__INFORMATION PROVIDED__:
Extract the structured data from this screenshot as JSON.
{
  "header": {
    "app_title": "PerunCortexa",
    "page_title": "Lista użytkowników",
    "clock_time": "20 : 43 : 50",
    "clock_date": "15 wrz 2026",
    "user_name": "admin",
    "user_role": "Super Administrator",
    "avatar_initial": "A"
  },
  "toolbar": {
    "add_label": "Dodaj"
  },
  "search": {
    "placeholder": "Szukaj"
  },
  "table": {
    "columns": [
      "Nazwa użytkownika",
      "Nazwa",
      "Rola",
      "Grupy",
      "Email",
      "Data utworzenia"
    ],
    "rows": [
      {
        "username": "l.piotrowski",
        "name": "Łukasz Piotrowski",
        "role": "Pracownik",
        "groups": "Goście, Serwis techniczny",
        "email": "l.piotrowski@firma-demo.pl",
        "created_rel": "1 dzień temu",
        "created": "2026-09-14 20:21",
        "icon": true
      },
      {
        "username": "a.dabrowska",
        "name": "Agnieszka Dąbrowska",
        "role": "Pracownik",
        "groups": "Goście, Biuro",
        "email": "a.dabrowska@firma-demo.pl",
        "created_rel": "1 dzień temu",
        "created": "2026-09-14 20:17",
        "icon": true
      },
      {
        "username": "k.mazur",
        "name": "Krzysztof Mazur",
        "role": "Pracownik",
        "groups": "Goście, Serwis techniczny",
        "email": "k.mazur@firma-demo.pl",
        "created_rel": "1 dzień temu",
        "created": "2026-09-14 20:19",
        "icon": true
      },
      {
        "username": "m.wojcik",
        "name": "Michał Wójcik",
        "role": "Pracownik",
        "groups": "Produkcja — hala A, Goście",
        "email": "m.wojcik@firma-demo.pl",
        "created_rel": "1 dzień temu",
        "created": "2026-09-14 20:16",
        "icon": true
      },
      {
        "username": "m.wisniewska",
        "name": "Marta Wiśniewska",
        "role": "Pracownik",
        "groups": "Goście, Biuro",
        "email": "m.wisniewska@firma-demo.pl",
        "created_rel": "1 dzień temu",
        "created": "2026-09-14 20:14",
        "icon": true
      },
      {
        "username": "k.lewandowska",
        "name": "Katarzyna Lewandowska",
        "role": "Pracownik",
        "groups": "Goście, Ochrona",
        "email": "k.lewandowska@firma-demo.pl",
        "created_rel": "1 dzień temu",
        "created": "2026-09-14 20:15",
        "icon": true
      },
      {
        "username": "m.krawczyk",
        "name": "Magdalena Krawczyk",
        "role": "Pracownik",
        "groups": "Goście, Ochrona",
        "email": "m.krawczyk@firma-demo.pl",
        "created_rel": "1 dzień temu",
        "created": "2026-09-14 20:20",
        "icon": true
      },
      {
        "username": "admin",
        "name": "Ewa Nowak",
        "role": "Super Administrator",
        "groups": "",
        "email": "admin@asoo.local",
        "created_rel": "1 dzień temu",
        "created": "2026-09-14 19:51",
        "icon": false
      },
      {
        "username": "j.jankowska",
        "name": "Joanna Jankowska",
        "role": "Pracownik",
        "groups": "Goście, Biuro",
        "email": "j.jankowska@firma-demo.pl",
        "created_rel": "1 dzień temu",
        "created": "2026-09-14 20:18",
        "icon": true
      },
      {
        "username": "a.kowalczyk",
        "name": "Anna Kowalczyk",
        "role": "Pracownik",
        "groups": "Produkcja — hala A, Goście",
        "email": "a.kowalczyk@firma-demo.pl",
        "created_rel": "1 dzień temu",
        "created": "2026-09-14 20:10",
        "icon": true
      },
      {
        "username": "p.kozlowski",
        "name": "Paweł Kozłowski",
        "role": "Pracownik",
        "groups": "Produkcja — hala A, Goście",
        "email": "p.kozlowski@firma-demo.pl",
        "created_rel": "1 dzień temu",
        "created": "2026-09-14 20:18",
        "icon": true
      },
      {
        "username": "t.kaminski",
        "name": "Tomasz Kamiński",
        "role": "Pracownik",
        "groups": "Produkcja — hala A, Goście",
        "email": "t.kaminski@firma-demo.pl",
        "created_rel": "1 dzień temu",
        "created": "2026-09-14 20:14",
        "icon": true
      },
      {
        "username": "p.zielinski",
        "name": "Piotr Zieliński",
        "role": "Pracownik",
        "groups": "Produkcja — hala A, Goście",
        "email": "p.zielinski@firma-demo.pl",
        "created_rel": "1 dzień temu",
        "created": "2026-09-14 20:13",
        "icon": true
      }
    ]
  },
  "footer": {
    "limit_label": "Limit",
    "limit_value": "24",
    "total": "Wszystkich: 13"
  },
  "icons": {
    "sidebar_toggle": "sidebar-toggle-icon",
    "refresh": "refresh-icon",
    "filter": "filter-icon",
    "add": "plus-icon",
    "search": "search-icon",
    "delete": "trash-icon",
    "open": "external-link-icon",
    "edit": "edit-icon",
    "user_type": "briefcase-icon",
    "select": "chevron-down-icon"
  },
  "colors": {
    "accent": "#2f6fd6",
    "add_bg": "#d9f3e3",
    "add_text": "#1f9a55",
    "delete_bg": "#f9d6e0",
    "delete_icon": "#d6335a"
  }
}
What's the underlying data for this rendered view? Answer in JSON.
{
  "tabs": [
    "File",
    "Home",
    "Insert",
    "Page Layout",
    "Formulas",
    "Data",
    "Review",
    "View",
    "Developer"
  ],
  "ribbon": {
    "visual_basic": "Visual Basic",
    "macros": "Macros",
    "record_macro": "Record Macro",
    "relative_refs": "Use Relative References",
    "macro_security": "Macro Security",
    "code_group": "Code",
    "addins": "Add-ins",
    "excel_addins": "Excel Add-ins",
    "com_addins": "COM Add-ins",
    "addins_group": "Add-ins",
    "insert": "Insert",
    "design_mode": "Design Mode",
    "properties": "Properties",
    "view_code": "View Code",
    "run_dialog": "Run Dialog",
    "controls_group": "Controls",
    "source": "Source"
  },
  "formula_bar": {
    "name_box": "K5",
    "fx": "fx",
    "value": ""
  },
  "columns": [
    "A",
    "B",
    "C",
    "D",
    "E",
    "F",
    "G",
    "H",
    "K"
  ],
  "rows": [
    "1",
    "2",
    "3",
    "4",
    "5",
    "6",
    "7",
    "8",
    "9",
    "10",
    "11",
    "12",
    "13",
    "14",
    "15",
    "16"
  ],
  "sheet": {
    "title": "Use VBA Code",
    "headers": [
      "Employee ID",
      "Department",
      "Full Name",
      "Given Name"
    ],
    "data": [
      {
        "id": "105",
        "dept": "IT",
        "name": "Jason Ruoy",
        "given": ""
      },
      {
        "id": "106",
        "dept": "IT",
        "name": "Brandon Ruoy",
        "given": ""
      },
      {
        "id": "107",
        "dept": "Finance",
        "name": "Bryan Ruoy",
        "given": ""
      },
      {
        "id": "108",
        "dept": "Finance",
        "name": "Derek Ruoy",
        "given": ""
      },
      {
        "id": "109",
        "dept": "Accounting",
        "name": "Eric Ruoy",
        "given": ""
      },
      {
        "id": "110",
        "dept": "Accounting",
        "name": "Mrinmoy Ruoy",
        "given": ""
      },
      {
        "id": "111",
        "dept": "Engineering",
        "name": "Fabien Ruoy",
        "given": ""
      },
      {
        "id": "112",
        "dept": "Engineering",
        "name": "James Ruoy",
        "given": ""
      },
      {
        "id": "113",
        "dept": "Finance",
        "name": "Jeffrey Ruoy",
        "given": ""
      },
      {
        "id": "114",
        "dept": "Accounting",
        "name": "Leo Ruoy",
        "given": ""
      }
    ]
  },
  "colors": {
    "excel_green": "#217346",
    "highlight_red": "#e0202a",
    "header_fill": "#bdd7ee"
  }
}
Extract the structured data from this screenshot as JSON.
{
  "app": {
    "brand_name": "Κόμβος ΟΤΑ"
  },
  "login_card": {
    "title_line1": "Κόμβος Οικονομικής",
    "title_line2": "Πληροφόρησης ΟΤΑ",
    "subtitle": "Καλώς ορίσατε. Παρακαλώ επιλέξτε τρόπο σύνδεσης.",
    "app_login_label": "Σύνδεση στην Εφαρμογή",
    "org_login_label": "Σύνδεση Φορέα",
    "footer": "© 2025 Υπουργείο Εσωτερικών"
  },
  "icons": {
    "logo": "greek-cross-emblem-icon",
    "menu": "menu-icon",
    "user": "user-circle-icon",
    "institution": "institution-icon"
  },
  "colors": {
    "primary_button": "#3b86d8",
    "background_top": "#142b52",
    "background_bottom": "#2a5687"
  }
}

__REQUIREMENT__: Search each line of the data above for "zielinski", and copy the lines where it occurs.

__RESPONSE TO THIS EXERCISE__:
        "username": "p.zielinski",
        "email": "p.zielinski@firma-demo.pl",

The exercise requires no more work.